Consider this: the value of using drugs is already quite high to someone who is addicted. As I discussed in an earlier blog, while there are some positively reinforcing effects of substance use (such as a particular drug effect/feeling you might get), a lot of the consequences of drug use are negatively reinforcing – eliminating the unpleasant withdrawal effects. This negative reinforcer can be VERY powerful. Honestly if it weren’t very powerful, we would never encounter people who want to quit but are having a difficult time (which, of course, we do). So, we’re starting with a consequence – using the drug – that already carries a good deal of weight on its own. If it’s available immediately or at least relatively quickly – all the more powerful it becomes. For someone who is then considering using a drug versus abstaining, it’s a sad reality that many of the positive consequences tied to abstaining are delayed. Not only are they delayed, they are at best probabilistic. For example, abstaining might theoretically lead to a better life in many regards – increased income to spend on other things, better relationships with those around you, more solid performance at your place of employment, better long-term health prospects, etc. All of these consequences are likely, but unfortunately, they are delayed and not even a guarantee for someone who is considering abstaining.

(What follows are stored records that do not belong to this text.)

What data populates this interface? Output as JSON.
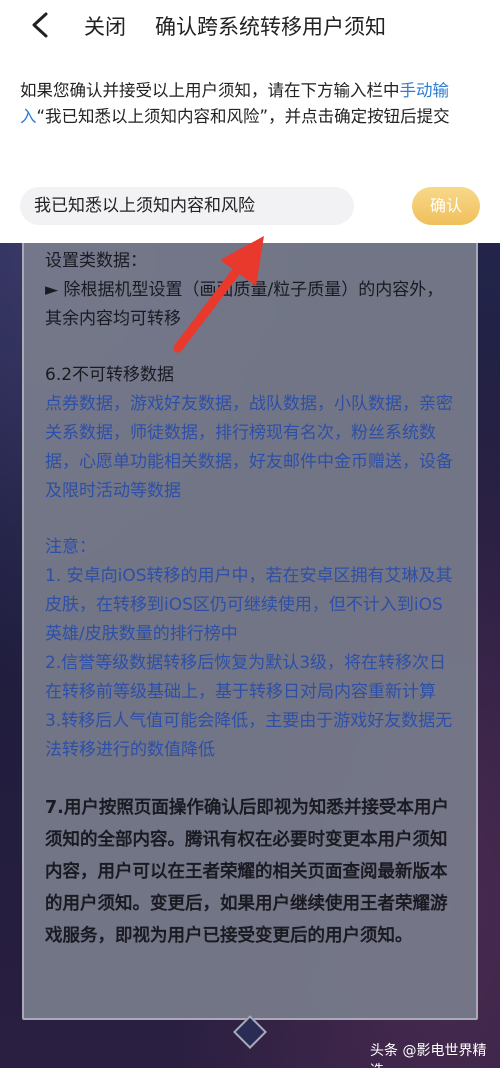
{
  "header": {
    "close_label": "关闭",
    "title": "确认跨系统转移用户须知"
  },
  "instruction": {
    "part1": "如果您确认并接受以上用户须知，请在下方输入栏中",
    "highlight": "手动输入",
    "part2": "“我已知悉以上须知内容和风险”，并点击确定按钮后提交"
  },
  "input": {
    "value": "我已知悉以上须知内容和风险"
  },
  "confirm_button": {
    "label": "确认"
  },
  "content": {
    "settings_heading": "设置类数据：",
    "settings_line": "► 除根据机型设置（画面质量/粒子质量）的内容外，其余内容均可转移",
    "section62_heading": "6.2不可转移数据",
    "section62_body": "点券数据，游戏好友数据，战队数据，小队数据，亲密关系数据，师徒数据，排行榜现有名次，粉丝系统数据，心愿单功能相关数据，好友邮件中金币赠送，设备及限时活动等数据",
    "notice_heading": "注意：",
    "notice_1": "1. 安卓向iOS转移的用户中，若在安卓区拥有艾琳及其皮肤，在转移到iOS区仍可继续使用，但不计入到iOS英雄/皮肤数量的排行榜中",
    "notice_2": "2.信誉等级数据转移后恢复为默认3级，将在转移次日在转移前等级基础上，基于转移日对局内容重新计算",
    "notice_3": "3.转移后人气值可能会降低，主要由于游戏好友数据无法转移进行的数值降低",
    "section7": "7.用户按照页面操作确认后即视为知悉并接受本用户须知的全部内容。腾讯有权在必要时变更本用户须知内容，用户可以在王者荣耀的相关页面查阅最新版本的用户须知。变更后，如果用户继续使用王者荣耀游戏服务，即视为用户已接受变更后的用户须知。"
  },
  "watermark": "头条 @影电世界精选",
  "colors": {
    "accent_blue": "#2d7bd6",
    "content_blue": "#2d4fa8",
    "confirm_gold": "#efc05a",
    "arrow_red": "#e8392c"
  }
}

Now, let’s add more insult to injury. On TOP of the aforementioned issue of pitting a highly valued relatively immediately available reinforcer of drug use against a highly valued theoretically possible but delayed and probabilistic “better life” outcome, the delay discounting research that I mentioned has repeatedly shown that substance users strongly devalue delayed outcomes. Meaning that when given the choice between a smaller yet sooner outcome versus a larger yet delayed outcome, they’re more likely than their peers to take the small one. More likely to take the $25 now versus $100 in a month. More likely to use drugs now versus abstain and wait to reap the larger life rewards.
There’s a lot more that researchers have added to this story, but frankly – a good deal of the very practical implications of this remain unclear to this day. This is one of the reasons this line of research has blown up over the past decade. Here are some of the important questions we’re still learning about:
This research has largely been correlational in nature – what are the causal variable(s) here? Does substance abuse cause impulsivity, or is it the other way around? What are some of the neural correlates of delay discounting? Is our ability to wait longer for delayed consequences hereditary, and could this account for correlations of substance abuse among family members? And probably the most important question of them all: can we do anything to change our underlying impulsivity? If so… what?
I’m going to focus in on these issues in some upcoming blogs – subscribe to stay tuned!